What about demolition by neglect?
Earlier this year, Lakeland lost a historic dwelling to actual demolition following years of decline. The city allowed the razing of a former National Guard armory at 845 Pinewood Ave., a nearly century-old structure.
Foster said some cities have ordinances covering “demolition by neglect.” Those provisions are more comprehensive than city codes that focus on standards for specific structural elements. Foster said the idea came up during a recent discussion with leaders of the Lake Morton Neighborhood Association.
“We don’t currently have that, and there has been discussion over the years, at least since I’ve been here, about creating such a provision,” Foster said. “But that would require definitely the historic district residents’ support and also (city) commission support because it would be an amendment the commission would approve, ultimately.”
Fancelli said the city needs to take that approach to protect its historic houses.
“Myself and other preservationists, like Natalie Oldenkamp and Grant Miller, have been advocating for the city to create ordinances with more teeth as tools to more effectively deal with this problem,” he said by email.
Dan Fowler, chairman of Lakeland’s volunteer Historic Preservation Board, said the city seems to have little power to stop cases of demolition by neglect.
“I think over the years we’ve had some small discussions related to situations like that, but when the city attorney chimes in, that’s when we learn, really, as far as the preservation board is concerned, we don’t really have any power, to my knowledge, to take any actions along those lines,” Fowler said. “It would be wonderful if we had some means to address these things, but we don’t, to my knowledge.”
City Commissioner Sara Roberts McCarley praised Lakeland’s Code Enforcement Office for diligently seeking to make property owners comply with basic standards. She compared the idea of combating the cumulative decline of historic houses to personal wellness.
“So for us, preventative health care and being well keeps us from getting sick and going to the hospital and having severe illness, potentially,” she said. “And that’s what it seems to me — almost like a wellness preservation program. I’m not sure we have something like that, but I would not assume that we don’t.”
McCarley, who lives in the Beacon Hill Historic District, said neighborhood residents have a role in reporting violations to the city.
Foster said the idea came up during a recent discussion with leaders of the
Billy Townsend, president of the Lake Morton Neighborhood Association, said he wasn’t familiar with the house at 1022 Success Ave. but does know of others in the district — mostly rentals — that he thinks are not well maintained.

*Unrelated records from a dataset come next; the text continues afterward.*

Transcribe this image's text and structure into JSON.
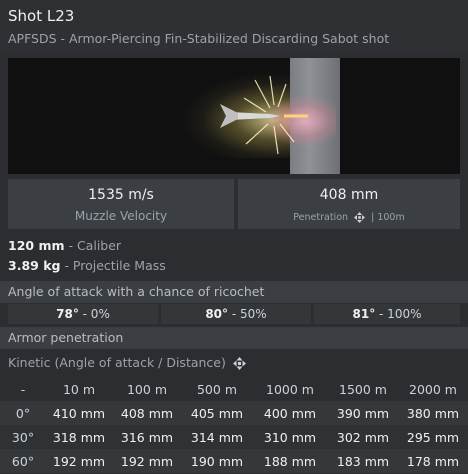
{
  "header": {
    "title": "Shot L23",
    "subtitle": "APFSDS - Armor-Piercing Fin-Stabilized Discarding Sabot shot"
  },
  "stats": {
    "velocity": {
      "value": "1535 m/s",
      "label": "Muzzle Velocity"
    },
    "penetration": {
      "value": "408 mm",
      "label": "Penetration",
      "suffix": "| 100m"
    }
  },
  "props": {
    "caliber": {
      "value": "120 mm",
      "label": " - Caliber"
    },
    "mass": {
      "value": "3.89 kg",
      "label": " - Projectile Mass"
    }
  },
  "ricochet": {
    "title": "Angle of attack with a chance of ricochet",
    "items": [
      {
        "angle": "78°",
        "chance": " - 0%"
      },
      {
        "angle": "80°",
        "chance": " - 50%"
      },
      {
        "angle": "81°",
        "chance": " - 100%"
      }
    ]
  },
  "armor": {
    "title": "Armor penetration",
    "kinetic_label": "Kinetic (Angle of attack / Distance)",
    "corner": "-",
    "columns": [
      "10 m",
      "100 m",
      "500 m",
      "1000 m",
      "1500 m",
      "2000 m"
    ],
    "rows": [
      {
        "angle": "0°",
        "values": [
          "410 mm",
          "408 mm",
          "405 mm",
          "400 mm",
          "390 mm",
          "380 mm"
        ]
      },
      {
        "angle": "30°",
        "values": [
          "318 mm",
          "316 mm",
          "314 mm",
          "310 mm",
          "302 mm",
          "295 mm"
        ]
      },
      {
        "angle": "60°",
        "values": [
          "192 mm",
          "192 mm",
          "190 mm",
          "188 mm",
          "183 mm",
          "178 mm"
        ]
      }
    ]
  },
  "colors": {
    "background": "#2b2d30",
    "panel": "#3b3e42",
    "text": "#f0f0f0",
    "muted": "#9aa3ab"
  },
  "icons": [
    "move-arrows-icon"
  ]
}
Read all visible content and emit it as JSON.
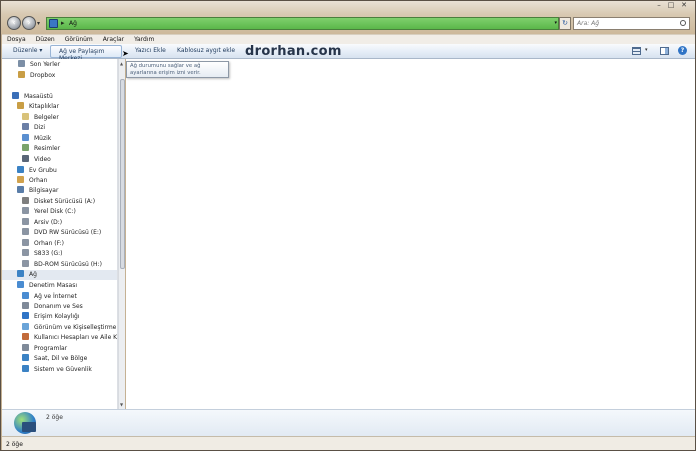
{
  "address": {
    "path": "Ağ"
  },
  "search": {
    "placeholder": "Ara: Ağ"
  },
  "menu": [
    "Dosya",
    "Düzen",
    "Görünüm",
    "Araçlar",
    "Yardım"
  ],
  "commands": {
    "organize": "Düzenle",
    "network_center": "Ağ ve Paylaşım Merkezi",
    "add_printer": "Yazıcı Ekle",
    "add_wireless": "Kablosuz aygıt ekle"
  },
  "watermark": "drorhan.com",
  "tooltip": "Ağ durumunu sağlar ve ağ ayarlarına erişim izni verir.",
  "nav": [
    {
      "label": "Son Yerler",
      "color": "#7c8fa6"
    },
    {
      "label": "Dropbox",
      "color": "#c99e45"
    },
    {
      "label": "Masaüstü",
      "color": "#3b6fb8"
    },
    {
      "label": "Kitaplıklar",
      "color": "#c99e45"
    },
    {
      "label": "Belgeler",
      "color": "#d8c27a"
    },
    {
      "label": "Dizi",
      "color": "#6b7fa6"
    },
    {
      "label": "Müzik",
      "color": "#5a8fd0"
    },
    {
      "label": "Resimler",
      "color": "#7aa36b"
    },
    {
      "label": "Video",
      "color": "#5a6678"
    },
    {
      "label": "Ev Grubu",
      "color": "#3b82c4"
    },
    {
      "label": "Orhan",
      "color": "#d1a24d"
    },
    {
      "label": "Bilgisayar",
      "color": "#5a7da8"
    },
    {
      "label": "Disket Sürücüsü (A:)",
      "color": "#7f7f7f"
    },
    {
      "label": "Yerel Disk (C:)",
      "color": "#8b95a3"
    },
    {
      "label": "Arsiv (D:)",
      "color": "#8b95a3"
    },
    {
      "label": "DVD RW Sürücüsü (E:)",
      "color": "#8b95a3"
    },
    {
      "label": "Orhan (F:)",
      "color": "#8b95a3"
    },
    {
      "label": "S833 (G:)",
      "color": "#8b95a3"
    },
    {
      "label": "BD-ROM Sürücüsü (H:)",
      "color": "#8b95a3"
    },
    {
      "label": "Ağ",
      "color": "#3b82c4"
    },
    {
      "label": "Denetim Masası",
      "color": "#4a8cd1"
    },
    {
      "label": "Ağ ve İnternet",
      "color": "#4a8cd1"
    },
    {
      "label": "Donanım ve Ses",
      "color": "#7f8a99"
    },
    {
      "label": "Erişim Kolaylığı",
      "color": "#2f74c6"
    },
    {
      "label": "Görünüm ve Kişiselleştirme",
      "color": "#6aa4d8"
    },
    {
      "label": "Kullanıcı Hesapları ve Aile Koru",
      "color": "#c26a3a"
    },
    {
      "label": "Programlar",
      "color": "#7f8a99"
    },
    {
      "label": "Saat, Dil ve Bölge",
      "color": "#3b82c4"
    },
    {
      "label": "Sistem ve Güvenlik",
      "color": "#3b82c4"
    }
  ],
  "details": {
    "count": "2 öğe"
  },
  "status": {
    "text": "2 öğe"
  }
}
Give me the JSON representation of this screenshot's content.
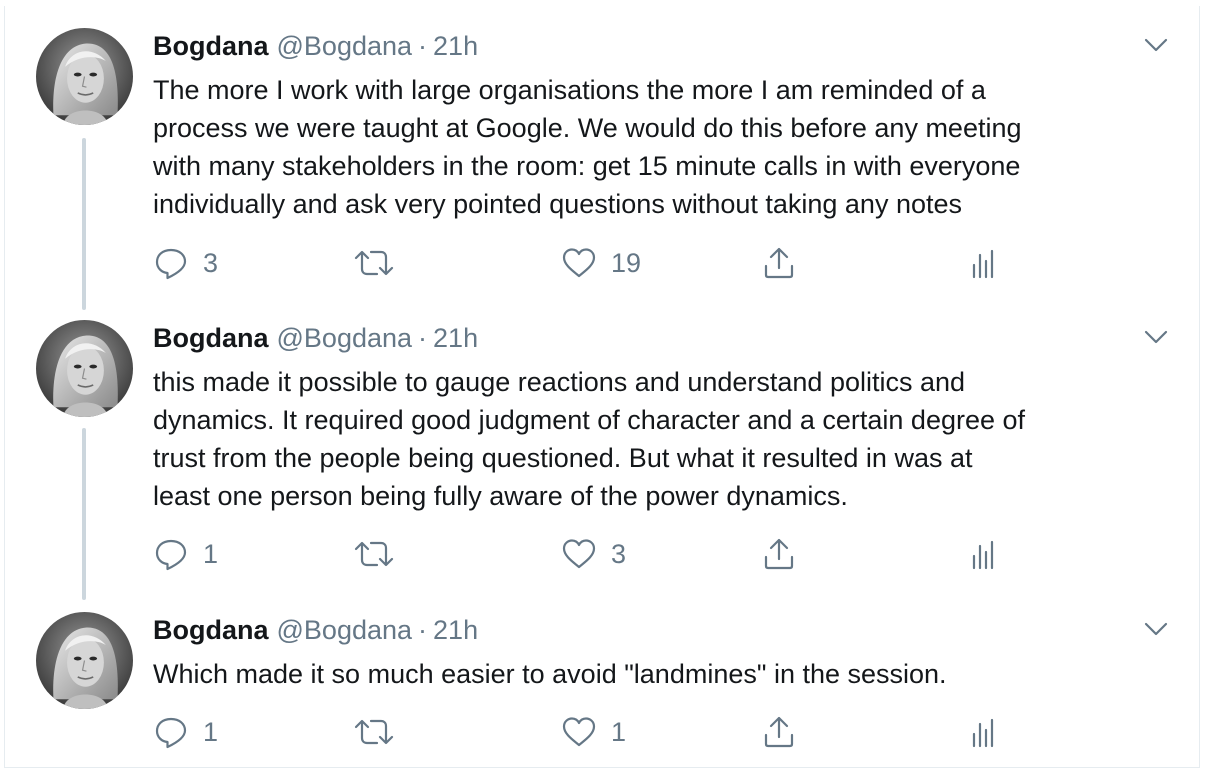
{
  "tweets": [
    {
      "name": "Bogdana",
      "handle": "@Bogdana",
      "separator": "·",
      "time": "21h",
      "text": "The more I work with large organisations the more I am reminded of a\nprocess we were taught at Google. We would do this before any meeting\nwith many stakeholders in the room: get 15 minute calls in with everyone\nindividually and ask very pointed questions without taking any notes",
      "replies": "3",
      "retweets": "",
      "likes": "19"
    },
    {
      "name": "Bogdana",
      "handle": "@Bogdana",
      "separator": "·",
      "time": "21h",
      "text": "this made it possible to gauge reactions and understand politics and\ndynamics. It required good judgment of character and a certain degree of\ntrust from the people being questioned. But what it resulted in was at\nleast one person being fully aware of the power dynamics.",
      "replies": "1",
      "retweets": "",
      "likes": "3"
    },
    {
      "name": "Bogdana",
      "handle": "@Bogdana",
      "separator": "·",
      "time": "21h",
      "text": "Which made it so much easier to avoid \"landmines\" in the session.",
      "replies": "1",
      "retweets": "",
      "likes": "1"
    }
  ],
  "icons": {
    "reply": "reply-icon",
    "retweet": "retweet-icon",
    "like": "heart-icon",
    "share": "share-icon",
    "analytics": "analytics-icon",
    "more": "chevron-down-icon"
  },
  "colors": {
    "text": "#14171a",
    "secondary": "#657786",
    "thread_line": "#ccd6dd"
  }
}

As restoration continues on many homes on Success Avenue and neighboring streets, Townsend said it might make it harder for owners to neglect their properties.
“It reflects the value that has been built over time in the neighborhood,” Townsend said. “I think, at this point, properties that have deteriorated through bad ownership stick out so much that they invite improvement. I think that’s a good thing.”
Gary White can be reached at [email protected] or 863-802-7518. Follow on Twitter @garywhite13.